Frothier elements of the British press have today cried foul at the European Commission, claiming that this supranational executive body, the members of which are appointed by and accountable to European Union member state governments, is calling for statutory regulation of the press, with the power to fire journalists and bar them from working again in the Fourth Estate. As is usual with reporting of European affairs in the UK, it is largely bollocks.
The report of the High Level Group on Media Freedom and Pluralism, an independent expert advisory established by commission vice president Neelie Kroes, does indeed call for regulation of the press, at least of the statutory underpinning kind proposed by Brian Leveson in his UK-centric report, and to which I and many NUJ members are opposed. But the advisory group’s focus is on threats to media freedom from political and commercial interference.
Political interference includes the kind of heavy press regulation regarded as anathema in an open society. Also discussed in the report is the concentration of media ownership in the hands of press barons who take a keen interest in the editorial direction of their publications. All good stuff, and conveniently ignored in the sensationalist commentary.

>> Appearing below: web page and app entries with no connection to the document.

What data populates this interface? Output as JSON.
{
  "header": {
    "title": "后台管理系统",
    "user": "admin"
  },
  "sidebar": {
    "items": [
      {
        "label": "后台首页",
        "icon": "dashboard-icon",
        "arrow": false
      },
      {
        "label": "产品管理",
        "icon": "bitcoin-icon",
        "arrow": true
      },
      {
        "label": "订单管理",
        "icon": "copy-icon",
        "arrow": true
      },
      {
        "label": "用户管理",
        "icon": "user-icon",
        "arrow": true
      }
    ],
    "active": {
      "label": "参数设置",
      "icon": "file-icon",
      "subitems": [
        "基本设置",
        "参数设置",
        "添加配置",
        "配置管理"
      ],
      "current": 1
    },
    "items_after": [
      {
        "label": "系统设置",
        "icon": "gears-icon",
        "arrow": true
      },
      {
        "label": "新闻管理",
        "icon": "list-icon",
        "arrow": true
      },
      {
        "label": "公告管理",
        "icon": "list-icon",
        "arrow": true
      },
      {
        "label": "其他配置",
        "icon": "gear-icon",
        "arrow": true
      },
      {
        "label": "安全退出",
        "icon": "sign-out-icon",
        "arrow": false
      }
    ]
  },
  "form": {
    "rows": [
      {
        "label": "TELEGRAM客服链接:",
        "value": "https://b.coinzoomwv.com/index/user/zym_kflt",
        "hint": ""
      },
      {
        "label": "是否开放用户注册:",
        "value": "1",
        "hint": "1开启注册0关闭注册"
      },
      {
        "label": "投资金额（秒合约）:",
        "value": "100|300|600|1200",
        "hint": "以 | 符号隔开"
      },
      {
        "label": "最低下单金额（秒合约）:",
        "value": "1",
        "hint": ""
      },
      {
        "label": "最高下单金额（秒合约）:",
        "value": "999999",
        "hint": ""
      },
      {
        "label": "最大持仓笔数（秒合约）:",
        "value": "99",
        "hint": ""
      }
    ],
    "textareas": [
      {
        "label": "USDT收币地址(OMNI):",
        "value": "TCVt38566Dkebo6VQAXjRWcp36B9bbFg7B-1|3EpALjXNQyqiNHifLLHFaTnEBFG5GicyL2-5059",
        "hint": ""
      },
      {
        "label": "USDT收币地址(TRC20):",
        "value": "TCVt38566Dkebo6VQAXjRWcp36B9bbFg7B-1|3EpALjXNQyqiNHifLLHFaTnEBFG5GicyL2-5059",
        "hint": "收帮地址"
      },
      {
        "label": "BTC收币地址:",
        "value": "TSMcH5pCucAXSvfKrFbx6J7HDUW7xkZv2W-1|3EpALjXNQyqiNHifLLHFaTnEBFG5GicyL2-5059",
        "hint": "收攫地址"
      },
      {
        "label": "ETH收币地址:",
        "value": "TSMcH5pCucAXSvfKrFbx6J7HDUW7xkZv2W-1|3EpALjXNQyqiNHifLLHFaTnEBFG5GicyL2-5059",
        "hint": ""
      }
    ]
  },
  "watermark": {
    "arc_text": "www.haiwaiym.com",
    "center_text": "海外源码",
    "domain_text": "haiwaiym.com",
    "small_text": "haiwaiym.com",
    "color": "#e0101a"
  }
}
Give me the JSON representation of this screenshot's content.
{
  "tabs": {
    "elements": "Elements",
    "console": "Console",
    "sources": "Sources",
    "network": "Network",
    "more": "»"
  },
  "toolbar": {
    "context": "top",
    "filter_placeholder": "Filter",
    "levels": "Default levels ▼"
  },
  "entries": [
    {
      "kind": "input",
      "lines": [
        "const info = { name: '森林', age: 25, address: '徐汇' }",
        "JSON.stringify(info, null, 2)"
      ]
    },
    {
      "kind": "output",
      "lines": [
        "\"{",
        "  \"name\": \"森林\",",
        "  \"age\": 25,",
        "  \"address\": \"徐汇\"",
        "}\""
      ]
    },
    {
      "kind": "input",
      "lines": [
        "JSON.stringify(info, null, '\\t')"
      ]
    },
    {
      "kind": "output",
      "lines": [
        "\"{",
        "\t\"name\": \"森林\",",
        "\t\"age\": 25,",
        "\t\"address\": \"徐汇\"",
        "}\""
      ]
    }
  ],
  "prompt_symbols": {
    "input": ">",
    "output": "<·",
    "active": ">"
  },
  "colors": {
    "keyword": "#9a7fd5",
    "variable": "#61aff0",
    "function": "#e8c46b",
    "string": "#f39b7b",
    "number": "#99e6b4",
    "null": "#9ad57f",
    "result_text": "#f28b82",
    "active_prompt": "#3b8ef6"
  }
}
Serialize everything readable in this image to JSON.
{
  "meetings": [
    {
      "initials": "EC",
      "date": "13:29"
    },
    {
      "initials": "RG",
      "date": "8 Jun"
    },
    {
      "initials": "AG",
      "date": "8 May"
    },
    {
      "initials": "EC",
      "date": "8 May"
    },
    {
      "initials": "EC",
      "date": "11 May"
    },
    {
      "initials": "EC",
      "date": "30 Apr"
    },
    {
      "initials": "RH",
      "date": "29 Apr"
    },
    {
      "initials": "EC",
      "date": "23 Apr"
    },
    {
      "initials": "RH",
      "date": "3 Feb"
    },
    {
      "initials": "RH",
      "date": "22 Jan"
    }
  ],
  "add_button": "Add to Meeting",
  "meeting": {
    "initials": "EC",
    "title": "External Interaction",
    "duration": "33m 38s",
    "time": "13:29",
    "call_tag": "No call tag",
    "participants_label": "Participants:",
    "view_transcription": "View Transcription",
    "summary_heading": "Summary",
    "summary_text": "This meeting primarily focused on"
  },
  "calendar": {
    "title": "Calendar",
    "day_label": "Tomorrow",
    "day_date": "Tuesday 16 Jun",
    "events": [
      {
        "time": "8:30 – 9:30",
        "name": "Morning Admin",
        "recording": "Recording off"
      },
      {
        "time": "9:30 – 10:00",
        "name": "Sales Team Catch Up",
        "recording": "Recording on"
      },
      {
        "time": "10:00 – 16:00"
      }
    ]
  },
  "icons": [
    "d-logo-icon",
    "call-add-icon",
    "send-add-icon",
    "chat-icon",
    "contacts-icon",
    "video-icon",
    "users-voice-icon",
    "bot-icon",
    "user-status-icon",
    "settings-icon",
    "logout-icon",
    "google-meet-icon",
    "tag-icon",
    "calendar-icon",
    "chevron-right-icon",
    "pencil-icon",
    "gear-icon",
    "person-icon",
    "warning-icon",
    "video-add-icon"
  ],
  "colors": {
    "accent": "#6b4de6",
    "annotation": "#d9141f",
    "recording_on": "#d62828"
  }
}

The question of journalistic status is covered at length in section 4.3 the report. From that text it is clear that the differences between journalism and the professions are fully understood by the report authors. Owing to the fundamental distinctions between a trade such as journalism and necessarily regulated professions such as law and medicine, the advisors decline to offer a consensual definition of either journalism or journalists. Political spin around the removal of journalistic privileges is coming from elsewhere.